Notes (0)
Bookmarks (0)

You have no saved items from this article

Project items include:
  • Saved book/article
  • Highlights
  • Quotes/citations
  • Notes
  • Bookmarks
Notes
Cite this article

Cited article

Style
Citations are available only to our active members.
Sign up now to cite pages or passages in MLA, APA and Chicago citation styles.

(Einhorn, 1992, p. 25)

(Einhorn 25)

1

1. Lois J. Einhorn, Abraham Lincoln, the Orator: Penetrating the Lincoln Legend (Westport, CT: Greenwood Press, 1992), 25, http://www.questia.com/read/27419298.

Cited article

Some Pushing to Alter Policy on Amendments
Settings

Settings

Typeface
Text size Smaller Larger
Search within

Search within this article

Look up

Look up a word

  • Dictionary
  • Thesaurus
Please submit a word or phrase above.
Print this page

Print this page

Why can't I print more than one page at a time?

Full screen

matching results for page

Cited passage

Style
Citations are available only to our active members.
Sign up now to cite pages or passages in MLA, APA and Chicago citation styles.

"Portraying himself as an honest, ordinary person helped Lincoln identify with his audiences." (Einhorn, 1992, p. 25).

"Portraying himself as an honest, ordinary person helped Lincoln identify with his audiences." (Einhorn 25)

"Portraying himself as an honest, ordinary person helped Lincoln identify with his audiences."1

1. Lois J. Einhorn, Abraham Lincoln, the Orator: Penetrating the Lincoln Legend (Westport, CT: Greenwood Press, 1992), 25, http://www.questia.com/read/27419298.

Cited passage

Welcome to the new Questia Reader

The Questia Reader has been updated to provide you with an even better online reading experience.  It is now 100% Responsive, which means you can read our books and articles on any sized device you wish.  All of your favorite tools like notes, highlights, and citations are still here, but the way you select text has been updated to be easier to use, especially on touchscreen devices.  Here's how:

1. Click or tap the first word you want to select.
2. Click or tap the last word you want to select.

OK, got it!

Thanks for trying Questia!

Please continue trying out our research tools, but please note, full functionality is available only to our active members.

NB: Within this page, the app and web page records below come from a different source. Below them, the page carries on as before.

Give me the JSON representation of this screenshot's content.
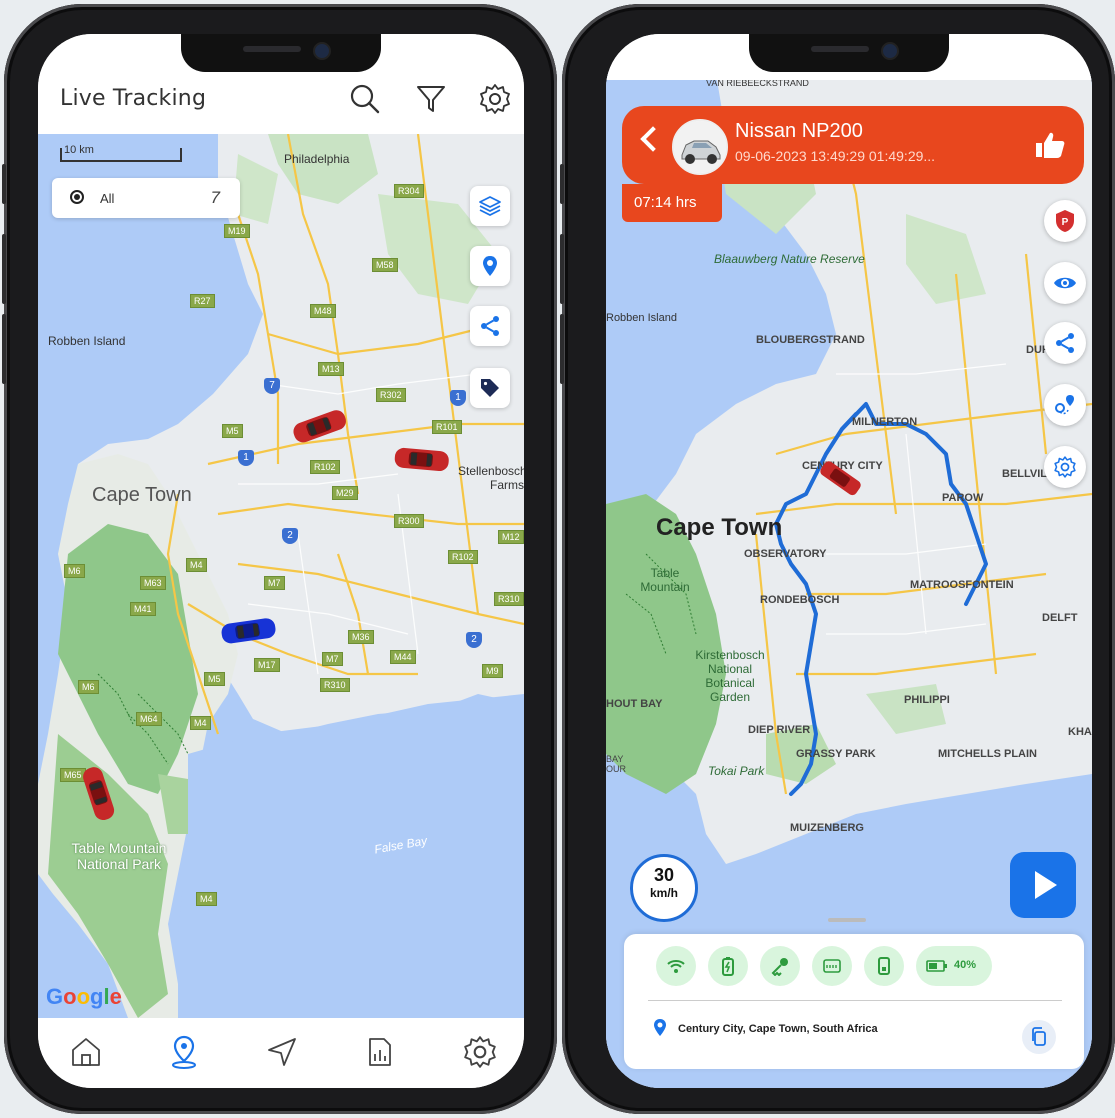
{
  "left_screen": {
    "header": {
      "title": "Live Tracking"
    },
    "scale": "10 km",
    "filter": {
      "label": "All",
      "count": "7"
    },
    "map_labels": {
      "philadelphia": "Philadelphia",
      "robben_island": "Robben Island",
      "cape_town": "Cape Town",
      "stellenbosch": "Stellenbosch Farms",
      "table_mountain": "Table Mountain National Park",
      "false_bay": "False Bay",
      "google": "Google"
    },
    "road_shields": [
      "R304",
      "M19",
      "M58",
      "R27",
      "M48",
      "M13",
      "R302",
      "R101",
      "M5",
      "R102",
      "M29",
      "R300",
      "M4",
      "R102",
      "M12",
      "M6",
      "M63",
      "M41",
      "M7",
      "R310",
      "M36",
      "M44",
      "M17",
      "M7",
      "M5",
      "M9",
      "R310",
      "M6",
      "M64",
      "M4",
      "M65",
      "M4"
    ],
    "icons": [
      "search-icon",
      "filter-icon",
      "settings-icon",
      "layers-icon",
      "location-pin-icon",
      "share-icon",
      "tag-icon",
      "home-icon",
      "map-pin-icon",
      "navigation-icon",
      "report-icon",
      "settings-icon"
    ]
  },
  "right_screen": {
    "vehicle": {
      "name": "Nissan NP200",
      "datetime": "09-06-2023 13:49:29 01:49:29..."
    },
    "timer": "07:14 hrs",
    "map_labels": {
      "van_riebeeckstrand": "VAN RIEBEECKSTRAND",
      "blaauwberg": "Blaauwberg Nature Reserve",
      "robben_island": "Robben Island",
      "bloubergstrand": "BLOUBERGSTRAND",
      "durbanville": "DURBANVI",
      "milnerton": "MILNERTON",
      "century_city": "CENTURY CITY",
      "bellville": "BELLVILLE",
      "parow": "PAROW",
      "cape_town": "Cape Town",
      "observatory": "OBSERVATORY",
      "table_mountain": "Table Mountain",
      "matroosfontein": "MATROOSFONTEIN",
      "rondebosch": "RONDEBOSCH",
      "delft": "DELFT",
      "kirstenbosch": "Kirstenbosch National Botanical Garden",
      "hout_bay": "HOUT BAY",
      "philippi": "PHILIPPI",
      "diep_river": "DIEP RIVER",
      "kha": "KHA",
      "grassy_park": "GRASSY PARK",
      "mitchells_plain": "MITCHELLS PLAIN",
      "bay": "BAY OUR",
      "tokai_park": "Tokai Park",
      "muizenberg": "MUIZENBERG"
    },
    "speed": {
      "value": "30",
      "unit": "km/h"
    },
    "battery": "40%",
    "address": "Century City, Cape Town, South Africa",
    "colors": {
      "accent": "#e8471e",
      "route": "#1f6cd6",
      "status_bg": "#d9f5dd"
    }
  }
}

Your work will be lost once you leave this Web page.

For full access in an ad-free environment, sign up now for a FREE, 1-day trial.

Already a member? Log in now.